The Senate will also partner with University administrators and faculty members to distribute “next-step packages.” Mary Lee Caldwell of the Division of Student Life will oversee the process and include information cards in the packages.
This will also include help for those going through the recovery stages of the virus, which has infected over 2,500 UA students.
“The SGA Senate looks forward to working with University administrators and additional faculty to continue keeping COVID-positive students and their peers both safe and well informed,” Fuentes said.
SGA also passed an act on Oct. 1 to migrate students’ email accounts to Microsoft Outlook, which will begin in May.
This passed after a task force was created by SGA to find recommendations for another format for the student email. This means that Gmail, which the University of Alabama uses currently for student emails, will no longer host student emails.
“It was really important for us to create this task force and find a workable solution for student emails,” said Will Bradley, SGA director of communications. “For too long, our Crimson email accounts have been less than operable with Microsoft O365 apps and are disconnected from the staff and faculty email server. I’m grateful we could find a solution in migrating student emails to Outlook.”
This resolution was authored by SGA Vice President for Student Affairs Price Dukes, along with SGA Senators Amanda Allen and Ben Heggeman.
Proponents of the resolution say that this move will provide users with a more secure network, while hosting all student faculty and staff members. It would also allow members to easily find student or faculty members in one common directory.

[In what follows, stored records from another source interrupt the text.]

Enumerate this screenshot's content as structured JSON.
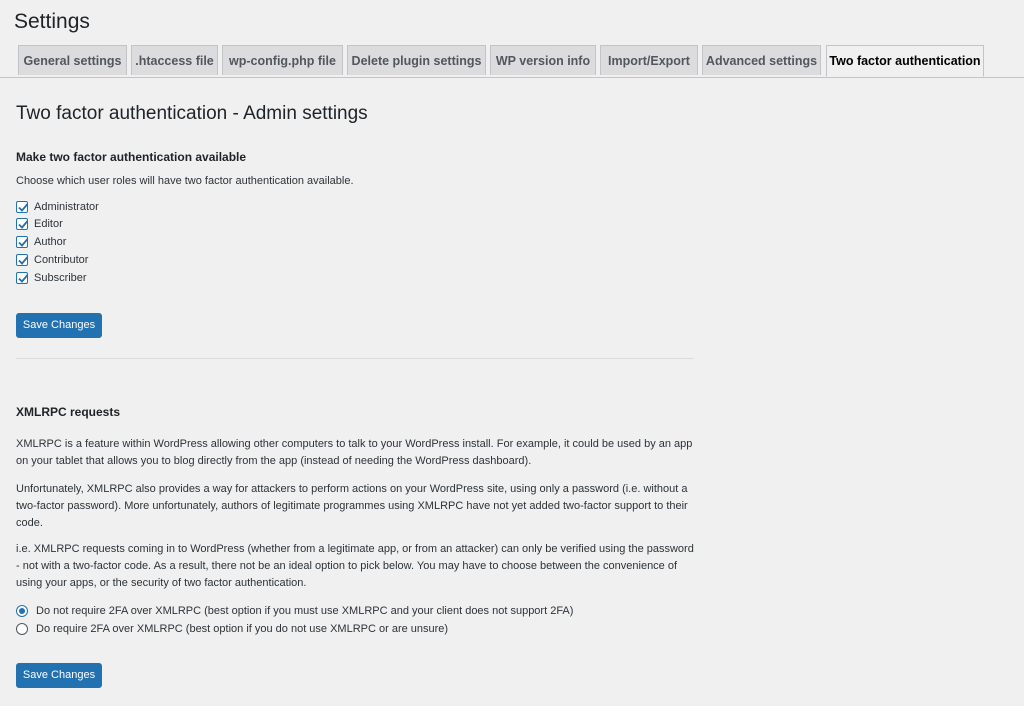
{
  "page": {
    "title": "Settings"
  },
  "tabs": [
    {
      "label": "General settings",
      "active": false
    },
    {
      "label": ".htaccess file",
      "active": false
    },
    {
      "label": "wp-config.php file",
      "active": false
    },
    {
      "label": "Delete plugin settings",
      "active": false
    },
    {
      "label": "WP version info",
      "active": false
    },
    {
      "label": "Import/Export",
      "active": false
    },
    {
      "label": "Advanced settings",
      "active": false
    },
    {
      "label": "Two factor authentication",
      "active": true
    }
  ],
  "admin": {
    "heading": "Two factor authentication - Admin settings",
    "subheading": "Make two factor authentication available",
    "description": "Choose which user roles will have two factor authentication available.",
    "roles": [
      {
        "label": "Administrator",
        "checked": true
      },
      {
        "label": "Editor",
        "checked": true
      },
      {
        "label": "Author",
        "checked": true
      },
      {
        "label": "Contributor",
        "checked": true
      },
      {
        "label": "Subscriber",
        "checked": true
      }
    ],
    "save_label": "Save Changes"
  },
  "xmlrpc": {
    "heading": "XMLRPC requests",
    "para1": "XMLRPC is a feature within WordPress allowing other computers to talk to your WordPress install. For example, it could be used by an app on your tablet that allows you to blog directly from the app (instead of needing the WordPress dashboard).",
    "para2": "Unfortunately, XMLRPC also provides a way for attackers to perform actions on your WordPress site, using only a password (i.e. without a two-factor password). More unfortunately, authors of legitimate programmes using XMLRPC have not yet added two-factor support to their code.",
    "para3": "i.e. XMLRPC requests coming in to WordPress (whether from a legitimate app, or from an attacker) can only be verified using the password - not with a two-factor code. As a result, there not be an ideal option to pick below. You may have to choose between the convenience of using your apps, or the security of two factor authentication.",
    "options": [
      {
        "label": "Do not require 2FA over XMLRPC (best option if you must use XMLRPC and your client does not support 2FA)",
        "checked": true
      },
      {
        "label": "Do require 2FA over XMLRPC (best option if you do not use XMLRPC or are unsure)",
        "checked": false
      }
    ],
    "save_label": "Save Changes"
  },
  "colors": {
    "accent": "#2271b1",
    "background": "#f0f0f1",
    "tab_inactive": "#dcdcde"
  }
}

“We mostly want students to know that this transition is not planned to occur in the middle of the school year, and SGA will work with OIT to inform and educate the student body on the migration,” Dukes said. “Importantly, Outlook is used by nearly 95% of Fortune 500 companies, so there is no doubt this migration will help to make UA students career-ready.”